▸ ASSIGNED TASK
Report each line of the records where "Latency" occurs.

== SUPPLIED DATA ==

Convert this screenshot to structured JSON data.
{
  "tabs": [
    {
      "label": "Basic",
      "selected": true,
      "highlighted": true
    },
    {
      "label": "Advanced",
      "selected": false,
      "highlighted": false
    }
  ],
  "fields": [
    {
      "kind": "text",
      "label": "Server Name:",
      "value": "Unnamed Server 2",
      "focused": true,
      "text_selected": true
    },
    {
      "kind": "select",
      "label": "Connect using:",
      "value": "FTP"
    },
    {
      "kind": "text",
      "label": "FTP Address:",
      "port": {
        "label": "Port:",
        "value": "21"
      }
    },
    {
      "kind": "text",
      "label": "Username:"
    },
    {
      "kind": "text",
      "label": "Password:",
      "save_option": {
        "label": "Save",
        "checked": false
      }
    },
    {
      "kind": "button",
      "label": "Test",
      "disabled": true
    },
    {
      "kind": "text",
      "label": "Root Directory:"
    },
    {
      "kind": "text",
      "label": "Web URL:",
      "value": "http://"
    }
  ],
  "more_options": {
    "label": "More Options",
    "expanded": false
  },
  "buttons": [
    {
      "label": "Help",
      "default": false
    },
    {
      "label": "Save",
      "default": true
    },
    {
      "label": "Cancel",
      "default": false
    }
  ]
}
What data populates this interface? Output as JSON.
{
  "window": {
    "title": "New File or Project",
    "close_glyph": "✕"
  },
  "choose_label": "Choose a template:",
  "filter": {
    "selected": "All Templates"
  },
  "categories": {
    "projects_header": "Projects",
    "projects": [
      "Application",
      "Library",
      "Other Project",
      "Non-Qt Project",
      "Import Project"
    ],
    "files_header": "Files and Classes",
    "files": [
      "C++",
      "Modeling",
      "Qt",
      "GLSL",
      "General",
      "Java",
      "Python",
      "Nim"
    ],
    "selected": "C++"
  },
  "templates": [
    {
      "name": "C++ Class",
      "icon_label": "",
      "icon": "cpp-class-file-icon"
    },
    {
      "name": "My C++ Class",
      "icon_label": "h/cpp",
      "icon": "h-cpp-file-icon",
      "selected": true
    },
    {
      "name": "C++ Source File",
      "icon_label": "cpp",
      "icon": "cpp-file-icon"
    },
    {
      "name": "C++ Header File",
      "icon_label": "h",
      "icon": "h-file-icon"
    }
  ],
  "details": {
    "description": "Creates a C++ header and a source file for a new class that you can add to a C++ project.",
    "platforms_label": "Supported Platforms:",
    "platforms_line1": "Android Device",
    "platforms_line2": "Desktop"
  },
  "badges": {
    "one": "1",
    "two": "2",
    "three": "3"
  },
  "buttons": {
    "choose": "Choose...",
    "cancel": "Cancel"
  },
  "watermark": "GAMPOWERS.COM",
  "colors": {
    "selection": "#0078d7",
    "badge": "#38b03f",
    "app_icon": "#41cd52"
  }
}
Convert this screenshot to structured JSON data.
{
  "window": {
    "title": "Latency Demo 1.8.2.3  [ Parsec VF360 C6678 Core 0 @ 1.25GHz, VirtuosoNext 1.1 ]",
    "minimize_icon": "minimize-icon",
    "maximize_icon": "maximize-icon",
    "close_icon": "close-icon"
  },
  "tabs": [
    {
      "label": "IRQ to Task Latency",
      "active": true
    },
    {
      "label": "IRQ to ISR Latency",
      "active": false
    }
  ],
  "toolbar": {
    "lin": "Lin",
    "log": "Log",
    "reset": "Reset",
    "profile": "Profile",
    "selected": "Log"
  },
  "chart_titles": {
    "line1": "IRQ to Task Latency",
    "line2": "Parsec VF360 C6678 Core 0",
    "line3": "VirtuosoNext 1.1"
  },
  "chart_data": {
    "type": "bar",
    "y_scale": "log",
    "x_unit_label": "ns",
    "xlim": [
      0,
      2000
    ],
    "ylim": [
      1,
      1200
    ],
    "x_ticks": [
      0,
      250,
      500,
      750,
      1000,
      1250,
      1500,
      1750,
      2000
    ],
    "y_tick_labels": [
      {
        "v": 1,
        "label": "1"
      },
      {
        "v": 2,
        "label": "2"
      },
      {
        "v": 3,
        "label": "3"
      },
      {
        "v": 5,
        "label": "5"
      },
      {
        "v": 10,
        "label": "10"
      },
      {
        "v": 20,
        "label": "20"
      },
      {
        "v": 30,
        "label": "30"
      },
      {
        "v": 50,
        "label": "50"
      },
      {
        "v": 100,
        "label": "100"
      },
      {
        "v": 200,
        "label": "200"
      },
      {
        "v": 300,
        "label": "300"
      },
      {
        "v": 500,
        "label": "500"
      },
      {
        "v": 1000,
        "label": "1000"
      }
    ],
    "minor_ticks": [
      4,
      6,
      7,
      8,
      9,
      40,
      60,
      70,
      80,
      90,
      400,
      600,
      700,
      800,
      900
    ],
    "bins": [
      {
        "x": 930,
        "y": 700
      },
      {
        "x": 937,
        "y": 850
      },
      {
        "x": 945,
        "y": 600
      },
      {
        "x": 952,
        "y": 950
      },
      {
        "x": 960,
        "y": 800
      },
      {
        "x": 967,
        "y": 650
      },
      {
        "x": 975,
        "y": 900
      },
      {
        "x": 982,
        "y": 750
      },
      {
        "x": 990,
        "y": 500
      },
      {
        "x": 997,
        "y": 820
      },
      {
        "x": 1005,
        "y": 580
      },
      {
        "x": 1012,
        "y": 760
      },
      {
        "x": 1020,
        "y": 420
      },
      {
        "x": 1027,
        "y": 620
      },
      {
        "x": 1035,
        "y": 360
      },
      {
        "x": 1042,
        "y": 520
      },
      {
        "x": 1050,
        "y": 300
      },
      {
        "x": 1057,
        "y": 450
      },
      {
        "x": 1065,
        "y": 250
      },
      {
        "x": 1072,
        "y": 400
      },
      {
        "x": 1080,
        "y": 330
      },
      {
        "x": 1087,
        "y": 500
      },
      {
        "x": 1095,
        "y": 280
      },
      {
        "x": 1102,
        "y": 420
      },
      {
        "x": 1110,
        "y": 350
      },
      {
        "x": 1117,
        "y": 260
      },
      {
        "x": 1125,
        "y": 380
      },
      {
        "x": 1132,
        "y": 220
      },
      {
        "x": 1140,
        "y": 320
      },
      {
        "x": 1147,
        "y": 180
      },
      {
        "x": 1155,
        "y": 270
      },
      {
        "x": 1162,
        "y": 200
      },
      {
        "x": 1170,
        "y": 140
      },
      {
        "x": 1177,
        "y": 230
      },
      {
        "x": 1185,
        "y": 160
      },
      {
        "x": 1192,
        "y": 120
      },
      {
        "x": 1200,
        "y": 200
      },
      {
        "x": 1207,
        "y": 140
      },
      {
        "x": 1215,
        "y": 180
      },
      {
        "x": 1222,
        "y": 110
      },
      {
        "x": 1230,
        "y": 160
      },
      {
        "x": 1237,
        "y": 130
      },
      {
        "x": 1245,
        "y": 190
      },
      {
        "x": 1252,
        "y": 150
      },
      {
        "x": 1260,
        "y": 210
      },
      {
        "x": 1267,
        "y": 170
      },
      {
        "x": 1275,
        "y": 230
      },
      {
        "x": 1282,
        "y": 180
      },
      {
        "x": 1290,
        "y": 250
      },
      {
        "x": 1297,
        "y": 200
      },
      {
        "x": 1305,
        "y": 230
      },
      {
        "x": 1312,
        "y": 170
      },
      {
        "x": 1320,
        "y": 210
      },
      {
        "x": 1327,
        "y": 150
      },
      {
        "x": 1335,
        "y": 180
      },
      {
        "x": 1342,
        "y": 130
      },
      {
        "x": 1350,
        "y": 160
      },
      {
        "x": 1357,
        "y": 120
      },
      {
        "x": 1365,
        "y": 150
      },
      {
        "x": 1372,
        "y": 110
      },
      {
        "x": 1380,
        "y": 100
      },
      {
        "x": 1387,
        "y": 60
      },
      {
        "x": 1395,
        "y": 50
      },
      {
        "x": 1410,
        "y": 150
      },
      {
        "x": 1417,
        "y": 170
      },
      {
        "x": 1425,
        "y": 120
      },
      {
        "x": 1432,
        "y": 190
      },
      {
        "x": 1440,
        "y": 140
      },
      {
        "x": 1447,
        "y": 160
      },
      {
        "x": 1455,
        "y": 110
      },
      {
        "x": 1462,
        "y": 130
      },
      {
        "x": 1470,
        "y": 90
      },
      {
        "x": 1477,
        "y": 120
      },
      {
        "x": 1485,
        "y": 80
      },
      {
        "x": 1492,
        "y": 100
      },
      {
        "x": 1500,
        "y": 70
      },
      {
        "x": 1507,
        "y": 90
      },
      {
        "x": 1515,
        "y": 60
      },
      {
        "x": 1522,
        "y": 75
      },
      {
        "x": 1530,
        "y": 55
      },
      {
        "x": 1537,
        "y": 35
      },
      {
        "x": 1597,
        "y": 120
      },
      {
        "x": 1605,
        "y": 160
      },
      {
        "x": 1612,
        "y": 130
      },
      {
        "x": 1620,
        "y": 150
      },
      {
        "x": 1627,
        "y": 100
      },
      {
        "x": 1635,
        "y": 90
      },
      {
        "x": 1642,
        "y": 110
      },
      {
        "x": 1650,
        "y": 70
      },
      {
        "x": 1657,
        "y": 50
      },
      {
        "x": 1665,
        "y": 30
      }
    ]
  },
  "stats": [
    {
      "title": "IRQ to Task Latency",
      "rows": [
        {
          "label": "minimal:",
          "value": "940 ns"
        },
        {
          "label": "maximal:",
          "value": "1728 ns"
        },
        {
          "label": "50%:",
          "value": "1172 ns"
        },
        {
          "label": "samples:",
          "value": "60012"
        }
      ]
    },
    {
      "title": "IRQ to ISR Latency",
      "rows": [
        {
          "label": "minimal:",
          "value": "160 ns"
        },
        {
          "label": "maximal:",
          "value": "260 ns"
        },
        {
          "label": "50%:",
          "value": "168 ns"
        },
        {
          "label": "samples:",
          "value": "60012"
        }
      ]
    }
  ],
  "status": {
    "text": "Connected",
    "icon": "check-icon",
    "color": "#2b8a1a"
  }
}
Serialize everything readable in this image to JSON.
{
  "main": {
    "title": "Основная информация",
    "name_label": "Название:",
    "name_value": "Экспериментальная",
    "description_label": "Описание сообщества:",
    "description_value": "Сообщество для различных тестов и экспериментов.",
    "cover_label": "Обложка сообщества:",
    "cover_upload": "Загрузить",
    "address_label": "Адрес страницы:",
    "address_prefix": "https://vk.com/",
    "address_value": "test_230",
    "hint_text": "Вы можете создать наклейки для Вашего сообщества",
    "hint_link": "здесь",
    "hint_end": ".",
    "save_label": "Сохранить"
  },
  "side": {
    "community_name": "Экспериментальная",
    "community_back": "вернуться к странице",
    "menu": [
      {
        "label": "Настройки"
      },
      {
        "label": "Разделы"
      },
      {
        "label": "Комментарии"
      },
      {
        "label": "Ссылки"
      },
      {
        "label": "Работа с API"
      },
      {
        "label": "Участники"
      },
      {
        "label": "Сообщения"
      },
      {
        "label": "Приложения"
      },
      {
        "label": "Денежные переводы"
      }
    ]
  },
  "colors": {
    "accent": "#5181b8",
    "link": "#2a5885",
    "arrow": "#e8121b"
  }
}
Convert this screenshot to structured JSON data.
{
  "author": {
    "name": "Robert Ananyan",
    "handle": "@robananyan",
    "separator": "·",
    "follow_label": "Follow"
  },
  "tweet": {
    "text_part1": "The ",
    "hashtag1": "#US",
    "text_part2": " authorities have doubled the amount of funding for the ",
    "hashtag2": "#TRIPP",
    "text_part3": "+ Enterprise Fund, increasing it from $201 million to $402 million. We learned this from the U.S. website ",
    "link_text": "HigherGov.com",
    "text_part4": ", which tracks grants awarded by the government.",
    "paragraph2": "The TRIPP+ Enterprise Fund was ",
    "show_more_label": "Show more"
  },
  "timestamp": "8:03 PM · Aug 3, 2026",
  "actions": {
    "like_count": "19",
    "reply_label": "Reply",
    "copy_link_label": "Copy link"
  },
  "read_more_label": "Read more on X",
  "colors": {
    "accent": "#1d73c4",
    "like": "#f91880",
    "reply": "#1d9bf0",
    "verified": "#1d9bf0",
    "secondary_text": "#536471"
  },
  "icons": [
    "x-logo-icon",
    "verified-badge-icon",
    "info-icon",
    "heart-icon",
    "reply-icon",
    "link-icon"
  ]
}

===

▸ YOUR SOLUTION
    "title": "Latency Demo 1.8.2.3  [ Parsec VF360 C6678 Core 0 @ 1.25GHz, VirtuosoNext 1.1 ]",
      "label": "IRQ to Task Latency",
      "label": "IRQ to ISR Latency",
    "line1": "IRQ to Task Latency",
      "title": "IRQ to Task Latency",
      "title": "IRQ to ISR Latency",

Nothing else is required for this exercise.